> [Recorded data]:
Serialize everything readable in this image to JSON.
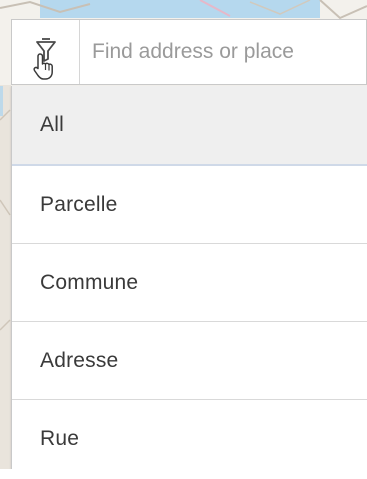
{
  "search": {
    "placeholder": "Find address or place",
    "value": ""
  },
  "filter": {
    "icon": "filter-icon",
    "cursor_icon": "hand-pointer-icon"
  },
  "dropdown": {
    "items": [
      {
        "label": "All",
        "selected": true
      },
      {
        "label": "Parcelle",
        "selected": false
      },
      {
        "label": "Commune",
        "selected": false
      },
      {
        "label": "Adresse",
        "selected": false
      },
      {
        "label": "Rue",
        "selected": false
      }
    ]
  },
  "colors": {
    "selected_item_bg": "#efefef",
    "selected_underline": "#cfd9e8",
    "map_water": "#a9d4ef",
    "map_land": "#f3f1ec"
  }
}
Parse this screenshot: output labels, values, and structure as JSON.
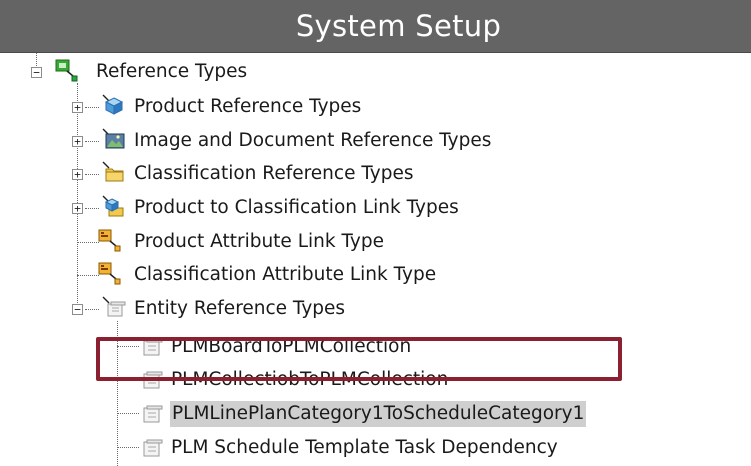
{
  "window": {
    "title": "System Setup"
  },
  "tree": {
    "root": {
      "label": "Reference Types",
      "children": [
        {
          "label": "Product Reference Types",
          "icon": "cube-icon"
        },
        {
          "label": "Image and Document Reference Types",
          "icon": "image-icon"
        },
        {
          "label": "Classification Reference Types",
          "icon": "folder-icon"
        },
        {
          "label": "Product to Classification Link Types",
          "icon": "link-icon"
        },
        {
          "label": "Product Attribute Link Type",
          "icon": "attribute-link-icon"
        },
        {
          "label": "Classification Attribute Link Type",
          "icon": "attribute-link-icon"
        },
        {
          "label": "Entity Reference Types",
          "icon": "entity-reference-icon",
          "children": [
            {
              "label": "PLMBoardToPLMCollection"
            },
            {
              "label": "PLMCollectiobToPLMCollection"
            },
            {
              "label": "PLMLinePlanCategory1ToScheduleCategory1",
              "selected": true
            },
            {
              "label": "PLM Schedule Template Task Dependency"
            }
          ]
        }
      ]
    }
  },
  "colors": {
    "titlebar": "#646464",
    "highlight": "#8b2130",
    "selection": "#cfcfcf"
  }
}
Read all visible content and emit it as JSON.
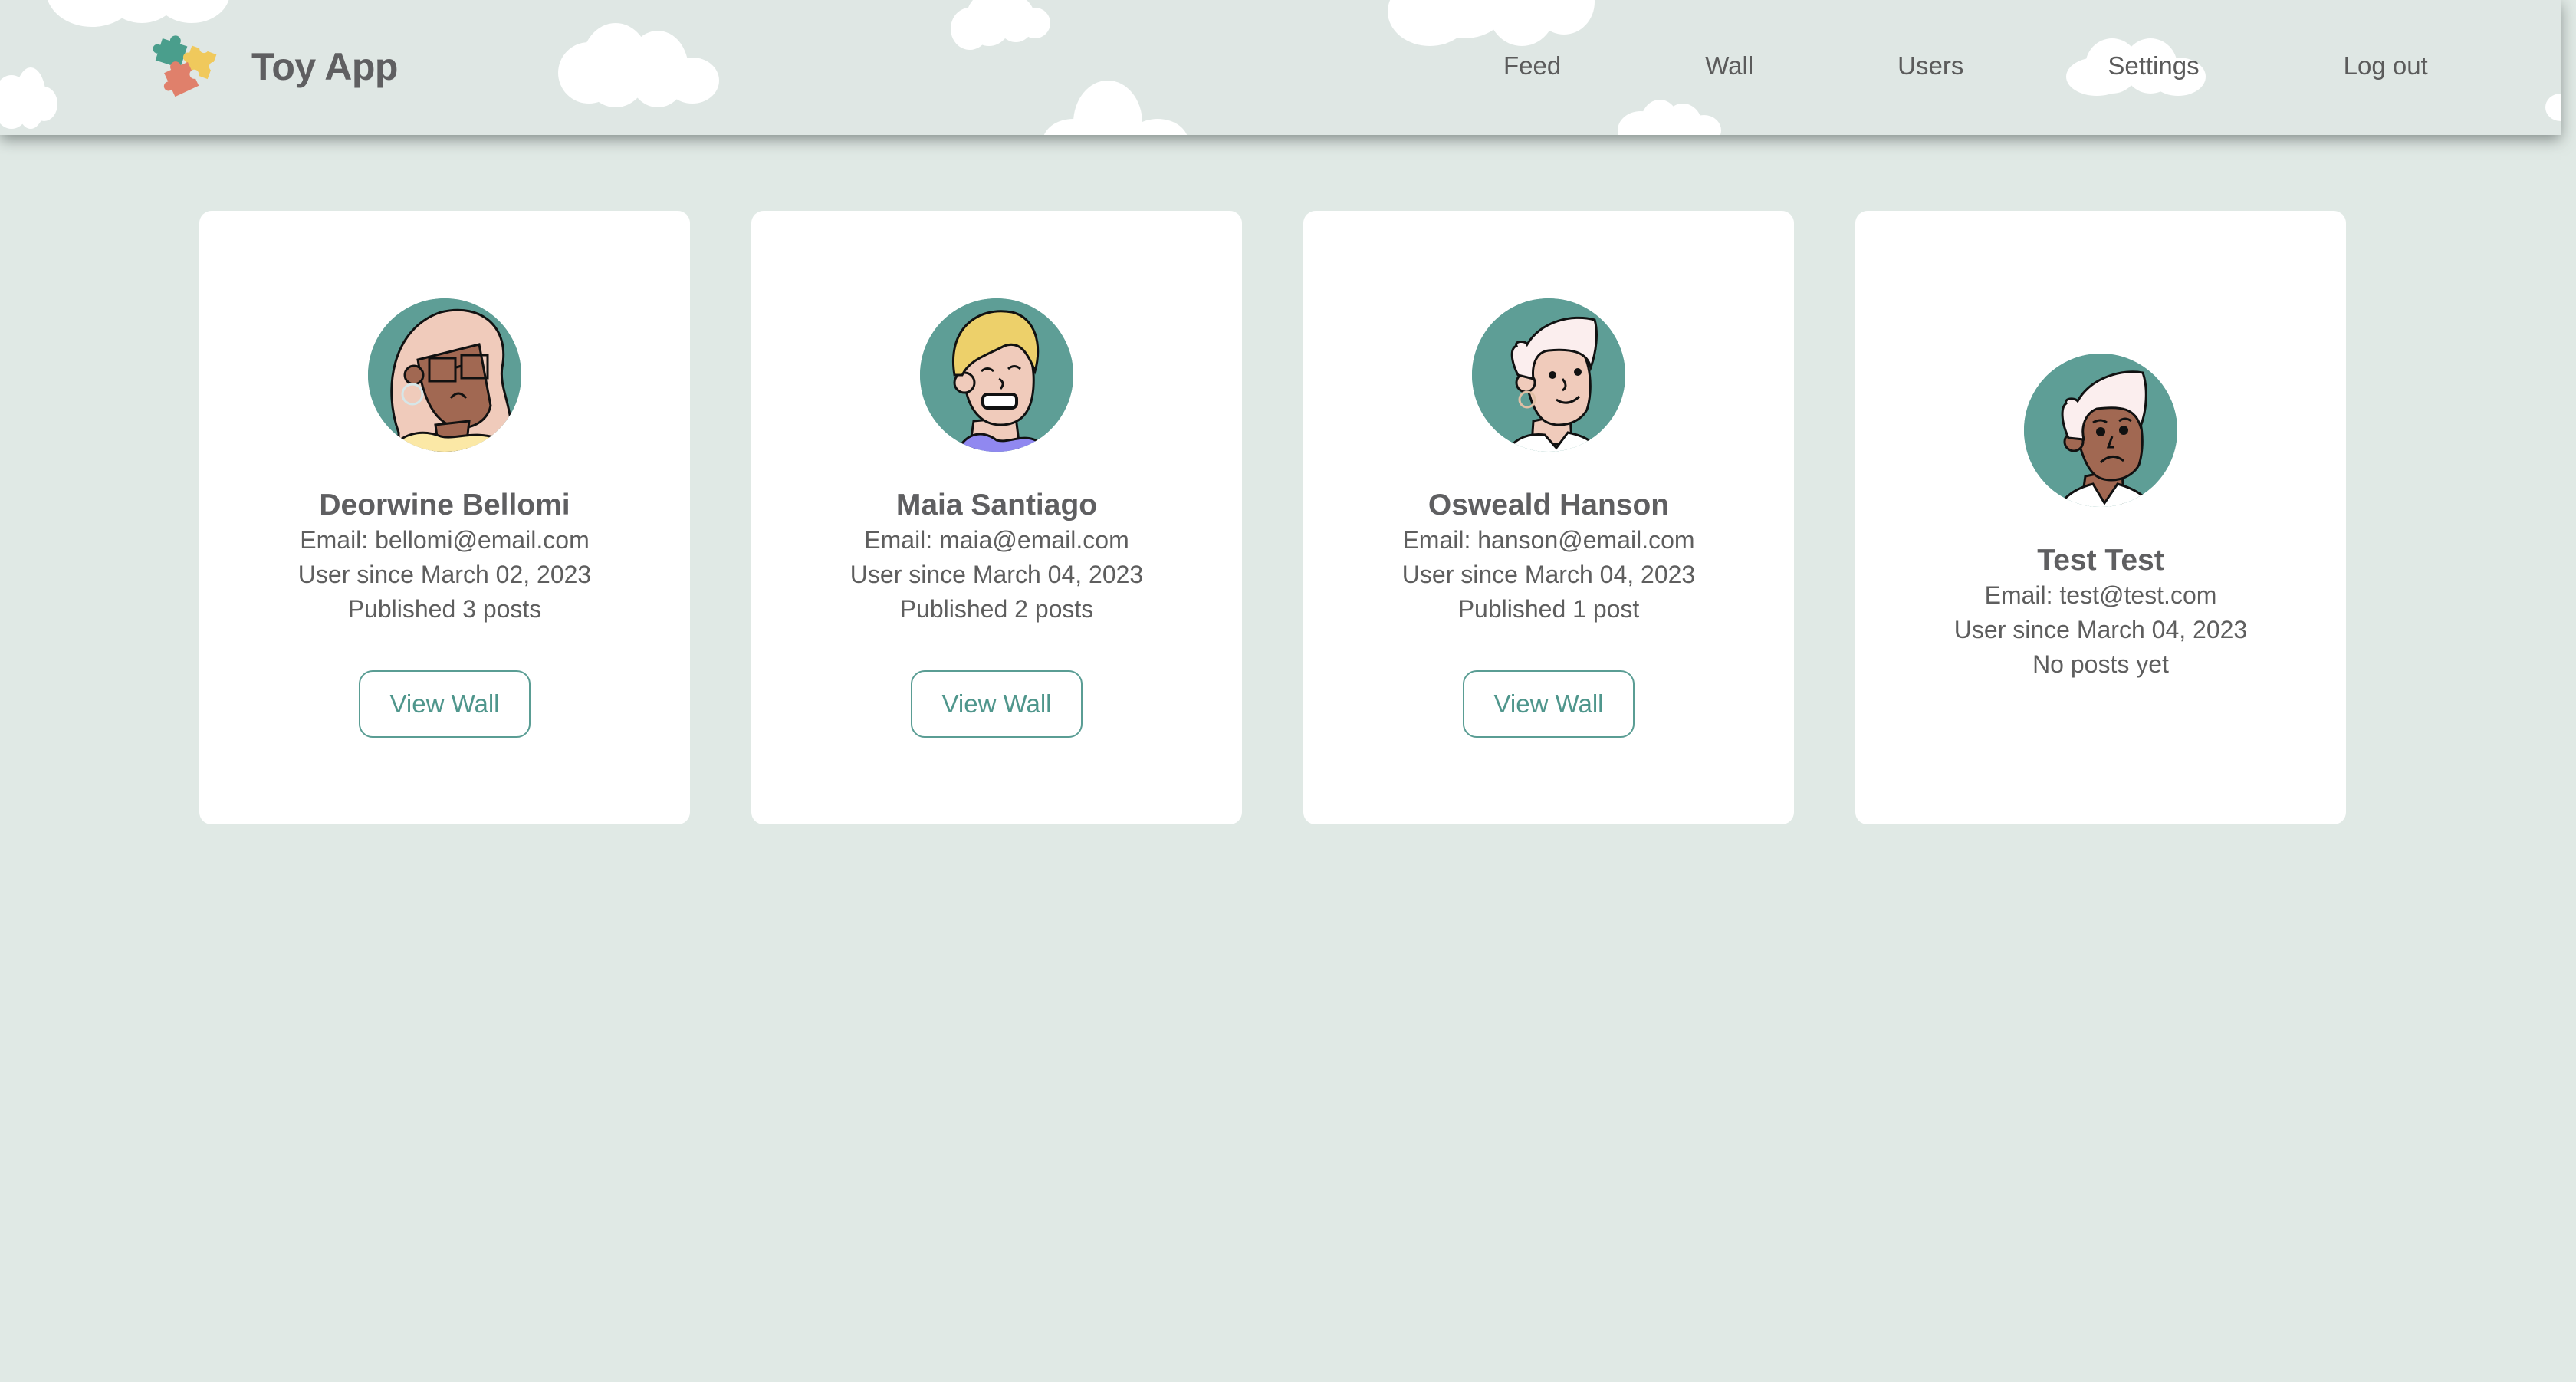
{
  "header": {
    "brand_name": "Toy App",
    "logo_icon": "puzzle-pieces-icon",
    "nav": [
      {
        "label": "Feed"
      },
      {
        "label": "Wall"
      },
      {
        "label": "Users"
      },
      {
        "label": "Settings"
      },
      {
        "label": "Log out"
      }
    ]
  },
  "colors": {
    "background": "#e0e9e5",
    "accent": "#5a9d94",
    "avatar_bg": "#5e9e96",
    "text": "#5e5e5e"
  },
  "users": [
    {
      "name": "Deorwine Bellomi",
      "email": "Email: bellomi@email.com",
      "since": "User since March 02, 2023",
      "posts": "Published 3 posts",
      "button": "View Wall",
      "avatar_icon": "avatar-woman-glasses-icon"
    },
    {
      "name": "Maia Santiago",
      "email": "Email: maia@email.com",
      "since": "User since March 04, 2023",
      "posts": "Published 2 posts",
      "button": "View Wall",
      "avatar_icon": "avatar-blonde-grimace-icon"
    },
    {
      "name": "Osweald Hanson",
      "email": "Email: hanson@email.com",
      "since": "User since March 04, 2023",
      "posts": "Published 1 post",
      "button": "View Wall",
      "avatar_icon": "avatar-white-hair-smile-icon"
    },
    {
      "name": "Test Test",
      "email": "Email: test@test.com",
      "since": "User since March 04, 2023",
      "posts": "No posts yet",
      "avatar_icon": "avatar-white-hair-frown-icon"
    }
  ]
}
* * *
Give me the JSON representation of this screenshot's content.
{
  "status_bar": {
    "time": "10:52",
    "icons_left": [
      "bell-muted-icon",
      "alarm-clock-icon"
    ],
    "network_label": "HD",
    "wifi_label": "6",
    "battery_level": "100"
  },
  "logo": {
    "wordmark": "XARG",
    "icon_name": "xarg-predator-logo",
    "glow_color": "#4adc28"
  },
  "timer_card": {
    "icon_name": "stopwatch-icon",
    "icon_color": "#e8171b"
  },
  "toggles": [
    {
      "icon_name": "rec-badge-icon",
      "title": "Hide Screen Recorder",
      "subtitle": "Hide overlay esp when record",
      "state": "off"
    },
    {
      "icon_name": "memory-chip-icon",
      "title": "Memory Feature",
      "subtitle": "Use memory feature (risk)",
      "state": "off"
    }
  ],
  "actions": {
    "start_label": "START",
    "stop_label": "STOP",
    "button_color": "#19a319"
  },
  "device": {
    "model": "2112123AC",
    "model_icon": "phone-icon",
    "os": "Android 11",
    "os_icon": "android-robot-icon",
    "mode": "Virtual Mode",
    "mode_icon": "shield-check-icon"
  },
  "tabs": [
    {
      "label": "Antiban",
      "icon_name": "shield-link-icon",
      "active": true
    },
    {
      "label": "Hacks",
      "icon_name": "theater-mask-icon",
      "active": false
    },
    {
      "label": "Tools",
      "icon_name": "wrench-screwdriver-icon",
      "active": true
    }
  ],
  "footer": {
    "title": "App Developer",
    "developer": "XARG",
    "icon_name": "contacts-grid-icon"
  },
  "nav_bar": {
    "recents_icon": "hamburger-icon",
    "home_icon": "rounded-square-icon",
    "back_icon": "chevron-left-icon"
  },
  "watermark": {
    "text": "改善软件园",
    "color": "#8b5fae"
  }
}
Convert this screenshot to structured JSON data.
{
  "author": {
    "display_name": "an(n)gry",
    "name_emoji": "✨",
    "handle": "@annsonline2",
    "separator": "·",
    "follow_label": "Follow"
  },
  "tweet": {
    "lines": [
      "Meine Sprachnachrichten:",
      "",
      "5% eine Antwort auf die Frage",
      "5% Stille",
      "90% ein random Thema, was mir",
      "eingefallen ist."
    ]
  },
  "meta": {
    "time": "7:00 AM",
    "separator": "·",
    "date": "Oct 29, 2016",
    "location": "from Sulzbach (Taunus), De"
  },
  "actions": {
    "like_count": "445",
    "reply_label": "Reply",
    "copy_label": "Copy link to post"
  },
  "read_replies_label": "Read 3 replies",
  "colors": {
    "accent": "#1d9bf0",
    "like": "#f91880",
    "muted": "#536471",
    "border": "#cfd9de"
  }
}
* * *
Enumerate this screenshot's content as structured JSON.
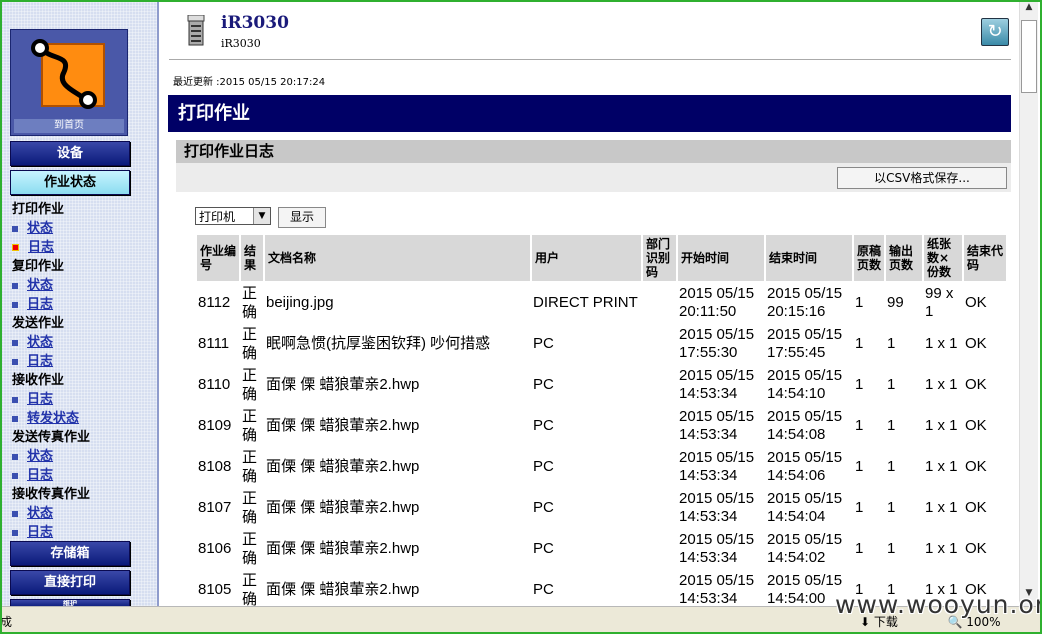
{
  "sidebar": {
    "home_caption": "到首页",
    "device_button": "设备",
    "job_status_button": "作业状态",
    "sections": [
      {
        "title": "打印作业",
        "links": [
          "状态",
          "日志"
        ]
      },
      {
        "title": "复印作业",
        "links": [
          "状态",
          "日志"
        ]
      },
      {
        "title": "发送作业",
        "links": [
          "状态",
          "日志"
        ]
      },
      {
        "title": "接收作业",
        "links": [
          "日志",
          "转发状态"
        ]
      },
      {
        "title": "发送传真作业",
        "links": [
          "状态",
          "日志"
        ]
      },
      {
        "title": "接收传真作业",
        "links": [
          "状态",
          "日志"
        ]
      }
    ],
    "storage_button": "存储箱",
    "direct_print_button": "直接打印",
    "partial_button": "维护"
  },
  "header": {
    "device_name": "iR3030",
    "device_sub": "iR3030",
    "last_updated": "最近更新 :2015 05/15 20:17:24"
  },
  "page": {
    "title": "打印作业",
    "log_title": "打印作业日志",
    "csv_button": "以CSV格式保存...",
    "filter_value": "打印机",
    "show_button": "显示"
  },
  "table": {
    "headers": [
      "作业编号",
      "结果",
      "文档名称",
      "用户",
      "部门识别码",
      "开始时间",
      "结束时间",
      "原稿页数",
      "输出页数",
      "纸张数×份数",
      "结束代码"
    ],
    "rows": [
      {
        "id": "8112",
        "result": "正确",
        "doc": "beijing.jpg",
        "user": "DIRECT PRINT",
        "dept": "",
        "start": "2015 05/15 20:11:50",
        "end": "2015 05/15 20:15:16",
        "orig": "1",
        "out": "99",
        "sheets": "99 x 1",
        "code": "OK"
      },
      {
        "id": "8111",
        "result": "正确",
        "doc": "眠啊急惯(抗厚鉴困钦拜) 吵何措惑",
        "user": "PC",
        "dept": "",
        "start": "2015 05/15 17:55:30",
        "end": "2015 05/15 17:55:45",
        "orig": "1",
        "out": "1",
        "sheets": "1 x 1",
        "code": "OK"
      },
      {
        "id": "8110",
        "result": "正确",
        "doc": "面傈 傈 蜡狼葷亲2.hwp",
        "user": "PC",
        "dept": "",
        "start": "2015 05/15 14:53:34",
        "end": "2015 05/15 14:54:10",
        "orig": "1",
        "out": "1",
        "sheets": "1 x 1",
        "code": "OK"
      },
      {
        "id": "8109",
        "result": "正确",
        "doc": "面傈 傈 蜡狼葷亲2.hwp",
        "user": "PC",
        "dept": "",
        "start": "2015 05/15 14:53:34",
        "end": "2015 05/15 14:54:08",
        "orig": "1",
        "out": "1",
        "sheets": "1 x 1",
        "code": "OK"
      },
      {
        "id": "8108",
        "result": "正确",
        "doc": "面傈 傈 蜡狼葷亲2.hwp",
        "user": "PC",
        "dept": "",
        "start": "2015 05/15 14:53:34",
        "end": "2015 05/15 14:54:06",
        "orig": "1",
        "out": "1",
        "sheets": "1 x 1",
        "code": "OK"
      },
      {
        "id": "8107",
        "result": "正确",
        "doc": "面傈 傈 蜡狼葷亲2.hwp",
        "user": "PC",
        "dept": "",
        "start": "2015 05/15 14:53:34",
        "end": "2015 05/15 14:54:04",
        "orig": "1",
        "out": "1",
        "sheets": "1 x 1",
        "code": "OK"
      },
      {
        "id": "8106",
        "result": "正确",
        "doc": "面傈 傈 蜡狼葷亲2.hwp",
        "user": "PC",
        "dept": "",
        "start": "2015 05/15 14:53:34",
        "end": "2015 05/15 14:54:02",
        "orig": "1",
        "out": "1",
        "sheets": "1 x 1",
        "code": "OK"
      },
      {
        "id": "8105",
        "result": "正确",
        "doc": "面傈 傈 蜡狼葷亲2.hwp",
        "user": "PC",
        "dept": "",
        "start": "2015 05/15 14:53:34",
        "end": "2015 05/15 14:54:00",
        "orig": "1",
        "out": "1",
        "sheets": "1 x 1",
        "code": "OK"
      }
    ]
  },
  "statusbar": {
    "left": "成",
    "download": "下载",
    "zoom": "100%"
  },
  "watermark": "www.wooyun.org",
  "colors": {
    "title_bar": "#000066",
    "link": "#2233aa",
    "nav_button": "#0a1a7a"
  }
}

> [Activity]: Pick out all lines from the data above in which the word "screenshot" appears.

> [Your response]:
Parse this screenshot: output labels, values, and structure as JSON.
Give me the JSON representation of this screenshot's content.
Convert this screenshot to structured JSON data.
Enumerate this screenshot's content as structured JSON.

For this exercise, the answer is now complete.